Fit and finish on the Micro Suppressor is excellent. The Realtree Xtra camo pattern on my test bow is pristine. There is some visible wear where you attach the rope cocking aid, but that is understandable. The rest of the bow looks pretty much brand new. The string is showing no wear and the serving is only beginning to show even minimal signs of use.
I've found this to be a comfortable bow to hold and shoot. I particularly like the rubberized material on the foregrip. The main grip itself is maybe a bit narrow for my liking and the trigger itself seems a hair closer than I'd prefer. The trigger is also quite flat with teeth or ribs cut out. I prefer a more curved trigger design, but that is all personal preference.
The TactZone scope seems quite nice for a package bow. It is adjustable for speed, so if you want to use a heavier or lighter bolt, you can adjust the scope to work for you.

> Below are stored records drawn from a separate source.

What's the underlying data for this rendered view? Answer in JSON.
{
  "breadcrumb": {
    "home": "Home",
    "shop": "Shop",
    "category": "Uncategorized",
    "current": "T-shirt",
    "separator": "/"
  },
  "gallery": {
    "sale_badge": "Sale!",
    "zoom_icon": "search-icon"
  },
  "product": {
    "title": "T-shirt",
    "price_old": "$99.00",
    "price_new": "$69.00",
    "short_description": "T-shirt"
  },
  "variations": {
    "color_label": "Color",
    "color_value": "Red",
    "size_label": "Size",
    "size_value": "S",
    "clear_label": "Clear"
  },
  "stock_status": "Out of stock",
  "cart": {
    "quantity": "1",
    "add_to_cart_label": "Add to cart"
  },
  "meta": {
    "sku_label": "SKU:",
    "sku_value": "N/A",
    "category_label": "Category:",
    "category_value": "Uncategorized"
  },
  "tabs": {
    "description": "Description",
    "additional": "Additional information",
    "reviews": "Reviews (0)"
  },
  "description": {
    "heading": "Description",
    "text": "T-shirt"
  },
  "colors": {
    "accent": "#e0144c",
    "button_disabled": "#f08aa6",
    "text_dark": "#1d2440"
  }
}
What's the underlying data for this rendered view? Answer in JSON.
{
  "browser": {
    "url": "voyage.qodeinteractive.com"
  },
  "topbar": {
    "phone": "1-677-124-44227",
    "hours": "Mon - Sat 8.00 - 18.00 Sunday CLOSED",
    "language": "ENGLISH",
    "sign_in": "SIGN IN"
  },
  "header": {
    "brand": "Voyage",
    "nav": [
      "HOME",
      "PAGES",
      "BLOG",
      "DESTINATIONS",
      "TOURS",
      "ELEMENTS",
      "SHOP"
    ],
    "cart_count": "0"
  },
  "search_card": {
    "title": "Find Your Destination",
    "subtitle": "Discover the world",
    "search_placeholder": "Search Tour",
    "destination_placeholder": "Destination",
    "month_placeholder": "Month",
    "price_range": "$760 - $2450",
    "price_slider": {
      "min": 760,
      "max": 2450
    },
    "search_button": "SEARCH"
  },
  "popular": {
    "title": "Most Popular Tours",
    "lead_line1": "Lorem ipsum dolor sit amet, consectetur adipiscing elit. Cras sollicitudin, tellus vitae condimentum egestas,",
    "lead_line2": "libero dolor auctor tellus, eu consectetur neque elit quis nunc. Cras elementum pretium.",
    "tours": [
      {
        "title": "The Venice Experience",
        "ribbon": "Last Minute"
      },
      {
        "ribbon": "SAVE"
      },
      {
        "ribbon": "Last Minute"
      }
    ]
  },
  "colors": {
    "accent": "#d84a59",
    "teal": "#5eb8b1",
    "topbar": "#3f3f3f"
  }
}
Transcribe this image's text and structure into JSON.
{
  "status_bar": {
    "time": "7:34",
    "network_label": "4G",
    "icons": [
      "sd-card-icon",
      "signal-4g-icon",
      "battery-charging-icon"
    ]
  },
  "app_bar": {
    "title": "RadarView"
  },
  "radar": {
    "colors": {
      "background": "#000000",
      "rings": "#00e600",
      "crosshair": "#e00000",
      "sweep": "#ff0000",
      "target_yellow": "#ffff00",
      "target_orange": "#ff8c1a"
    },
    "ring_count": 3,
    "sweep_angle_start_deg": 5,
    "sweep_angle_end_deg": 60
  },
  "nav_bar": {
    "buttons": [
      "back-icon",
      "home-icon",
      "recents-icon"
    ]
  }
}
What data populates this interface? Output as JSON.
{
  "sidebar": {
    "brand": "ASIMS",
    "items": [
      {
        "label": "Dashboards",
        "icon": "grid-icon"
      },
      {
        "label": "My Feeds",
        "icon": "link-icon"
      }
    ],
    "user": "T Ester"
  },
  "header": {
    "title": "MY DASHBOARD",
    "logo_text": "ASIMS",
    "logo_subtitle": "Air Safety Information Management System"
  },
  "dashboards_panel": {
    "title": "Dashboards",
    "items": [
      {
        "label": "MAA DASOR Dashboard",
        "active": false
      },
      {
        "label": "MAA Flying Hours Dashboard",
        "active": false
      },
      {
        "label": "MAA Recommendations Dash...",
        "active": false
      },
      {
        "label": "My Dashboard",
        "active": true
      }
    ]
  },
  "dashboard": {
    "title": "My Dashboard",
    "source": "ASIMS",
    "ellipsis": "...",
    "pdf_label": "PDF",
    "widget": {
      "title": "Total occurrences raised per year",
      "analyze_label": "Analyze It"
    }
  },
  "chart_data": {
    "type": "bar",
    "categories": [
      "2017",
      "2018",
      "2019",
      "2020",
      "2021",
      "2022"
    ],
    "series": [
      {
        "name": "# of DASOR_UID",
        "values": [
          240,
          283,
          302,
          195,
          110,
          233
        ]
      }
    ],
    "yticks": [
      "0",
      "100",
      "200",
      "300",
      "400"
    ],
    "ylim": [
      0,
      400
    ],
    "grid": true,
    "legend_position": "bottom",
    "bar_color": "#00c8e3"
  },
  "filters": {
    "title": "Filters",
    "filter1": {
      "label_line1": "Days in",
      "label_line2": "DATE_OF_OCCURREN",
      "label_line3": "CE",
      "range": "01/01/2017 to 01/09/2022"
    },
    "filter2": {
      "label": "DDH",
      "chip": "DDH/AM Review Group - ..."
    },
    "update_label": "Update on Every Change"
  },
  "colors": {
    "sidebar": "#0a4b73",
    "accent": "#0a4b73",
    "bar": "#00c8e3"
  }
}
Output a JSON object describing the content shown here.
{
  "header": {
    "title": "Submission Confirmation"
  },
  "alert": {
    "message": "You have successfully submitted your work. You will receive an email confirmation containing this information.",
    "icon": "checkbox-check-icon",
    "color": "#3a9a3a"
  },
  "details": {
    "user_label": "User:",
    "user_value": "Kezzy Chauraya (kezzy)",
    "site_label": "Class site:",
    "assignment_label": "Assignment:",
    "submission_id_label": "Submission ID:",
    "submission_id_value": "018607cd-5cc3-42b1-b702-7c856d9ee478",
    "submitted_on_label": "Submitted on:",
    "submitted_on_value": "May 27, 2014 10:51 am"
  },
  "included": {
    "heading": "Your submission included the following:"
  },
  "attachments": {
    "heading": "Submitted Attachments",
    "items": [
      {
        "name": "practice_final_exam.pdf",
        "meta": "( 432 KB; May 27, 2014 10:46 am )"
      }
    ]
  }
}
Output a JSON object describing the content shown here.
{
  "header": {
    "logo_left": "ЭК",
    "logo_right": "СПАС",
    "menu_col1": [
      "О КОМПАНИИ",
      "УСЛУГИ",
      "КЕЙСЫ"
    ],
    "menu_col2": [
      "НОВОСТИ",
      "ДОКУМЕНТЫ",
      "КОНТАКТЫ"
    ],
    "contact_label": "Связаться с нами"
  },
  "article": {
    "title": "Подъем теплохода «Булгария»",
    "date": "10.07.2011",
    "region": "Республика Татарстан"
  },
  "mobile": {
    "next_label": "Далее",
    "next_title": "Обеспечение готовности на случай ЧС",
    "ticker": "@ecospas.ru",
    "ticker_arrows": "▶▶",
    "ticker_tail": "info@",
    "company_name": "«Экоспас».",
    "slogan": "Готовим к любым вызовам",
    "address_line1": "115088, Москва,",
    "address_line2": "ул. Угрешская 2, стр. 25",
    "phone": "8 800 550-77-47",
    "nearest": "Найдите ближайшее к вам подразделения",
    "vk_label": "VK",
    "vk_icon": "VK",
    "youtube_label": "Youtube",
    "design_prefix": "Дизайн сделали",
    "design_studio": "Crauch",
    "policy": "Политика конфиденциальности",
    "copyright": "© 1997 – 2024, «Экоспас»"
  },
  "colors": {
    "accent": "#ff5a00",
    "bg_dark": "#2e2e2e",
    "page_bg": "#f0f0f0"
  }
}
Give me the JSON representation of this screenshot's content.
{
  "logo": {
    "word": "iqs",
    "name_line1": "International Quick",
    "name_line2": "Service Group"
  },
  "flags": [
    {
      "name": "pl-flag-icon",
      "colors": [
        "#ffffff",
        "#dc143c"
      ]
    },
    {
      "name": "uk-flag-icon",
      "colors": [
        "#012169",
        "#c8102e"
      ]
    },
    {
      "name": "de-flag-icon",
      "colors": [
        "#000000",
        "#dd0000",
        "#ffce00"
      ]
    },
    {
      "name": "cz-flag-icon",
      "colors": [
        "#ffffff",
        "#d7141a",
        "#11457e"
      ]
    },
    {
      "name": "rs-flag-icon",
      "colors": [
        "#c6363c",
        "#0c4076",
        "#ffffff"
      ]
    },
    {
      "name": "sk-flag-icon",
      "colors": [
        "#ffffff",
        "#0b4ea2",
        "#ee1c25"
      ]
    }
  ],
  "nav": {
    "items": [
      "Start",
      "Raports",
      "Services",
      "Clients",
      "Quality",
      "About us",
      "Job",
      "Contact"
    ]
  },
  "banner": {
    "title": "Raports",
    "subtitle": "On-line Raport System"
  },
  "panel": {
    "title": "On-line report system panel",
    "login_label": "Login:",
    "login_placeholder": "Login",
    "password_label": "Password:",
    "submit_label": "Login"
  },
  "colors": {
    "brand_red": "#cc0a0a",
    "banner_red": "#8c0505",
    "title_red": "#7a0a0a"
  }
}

When it comes to drawing the bow, the Micro Suppressor requires some effort. This bow has a 280-pound draw weight and you can feel it. The good news is that the power stroke is only 10.2 inches, so you don't have to pull it back very far. I like to shoot a lot when I go to the range and after 30 or 40 draws I can start to feel it. It's good incentive to get my skinny butt to the gym once in a while.
While I don't feel entirely comfortable shooting a crossbow while standing, the Micro Suppressor feels better to me than the few crossbows I've spent time with in this position. Keep my inexperience in mind, but the bow feels really well balanced to me.
But it was during longer range shooting when the Micro Suppressor really stood out to me. While I'm far from an expert marksman, the bow had no trouble shooting baseball-sized groups for me at 50 yards and on a few occasions I was able to stack them right up against each other – even ruining one of my three bolts in the process. I'm hoping Excalibur doesn't notice the missing bolt when I return it.
This bow is equipped with the Guardian Anti-Dry Fire System and I'm a bit embarrassed to admit that I can report that it works just fine. After years of shooting compound bows, I'm just used to shooting after drawing a bow. It took me a little time to get used to the fact that crossbows are different.
One thing I don't like is that the safety doesn't come on automatically when you draw the bow back. It's not had to flick the switch to safe, but I would prefer an automatic safety.
And though I haven't needed to let down, it is nice to know you can do that with the Excalibur Micro Suppressor. You do it by hooking up the cocking rope and pulling all the way up with your strong hand. Then you move the safety to fire and push the anti-dry fire deactivation handle and squeeze the trigger at the same time, then let down gently. It's a bit awkward, but definitely a nice to have feature.
After a couple months with the Excalibur Micro Suppressor I am pretty impressed. This bow seems practically bulletproof and Excalibur backs it up with a limited lifetime warranty.
Editor's Note: In the video we refer to the quiver being made by Tight Spot. We have since learned that Tight Spot did not make the quiver for this crossbow. We apologize for any confusion.